The records below are to be reproduced exactly, with every picture left out.
START Records shown
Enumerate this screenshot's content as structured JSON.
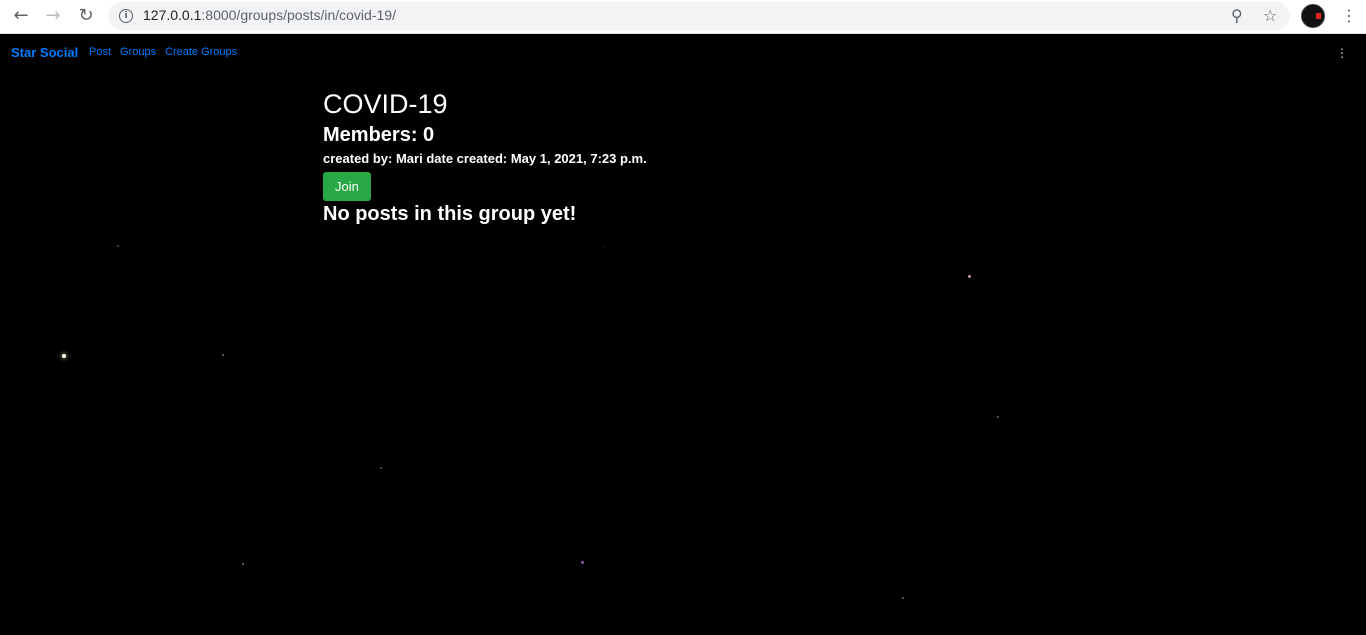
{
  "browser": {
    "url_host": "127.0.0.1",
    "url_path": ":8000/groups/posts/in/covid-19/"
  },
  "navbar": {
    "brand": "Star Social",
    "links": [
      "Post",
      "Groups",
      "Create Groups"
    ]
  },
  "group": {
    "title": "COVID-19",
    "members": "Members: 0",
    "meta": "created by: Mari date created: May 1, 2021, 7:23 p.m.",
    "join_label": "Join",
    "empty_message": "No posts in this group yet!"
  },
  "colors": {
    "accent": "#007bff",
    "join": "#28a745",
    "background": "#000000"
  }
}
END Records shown
● **Answer section**:
Enumerate this screenshot's content as structured JSON.
{
  "browser": {
    "url_host": "127.0.0.1",
    "url_path": ":8000/groups/posts/in/covid-19/"
  },
  "navbar": {
    "brand": "Star Social",
    "links": [
      "Post",
      "Groups",
      "Create Groups"
    ]
  },
  "group": {
    "title": "COVID-19",
    "members": "Members: 0",
    "meta": "created by: Mari date created: May 1, 2021, 7:23 p.m.",
    "join_label": "Join",
    "empty_message": "No posts in this group yet!"
  },
  "colors": {
    "accent": "#007bff",
    "join": "#28a745",
    "background": "#000000"
  }
}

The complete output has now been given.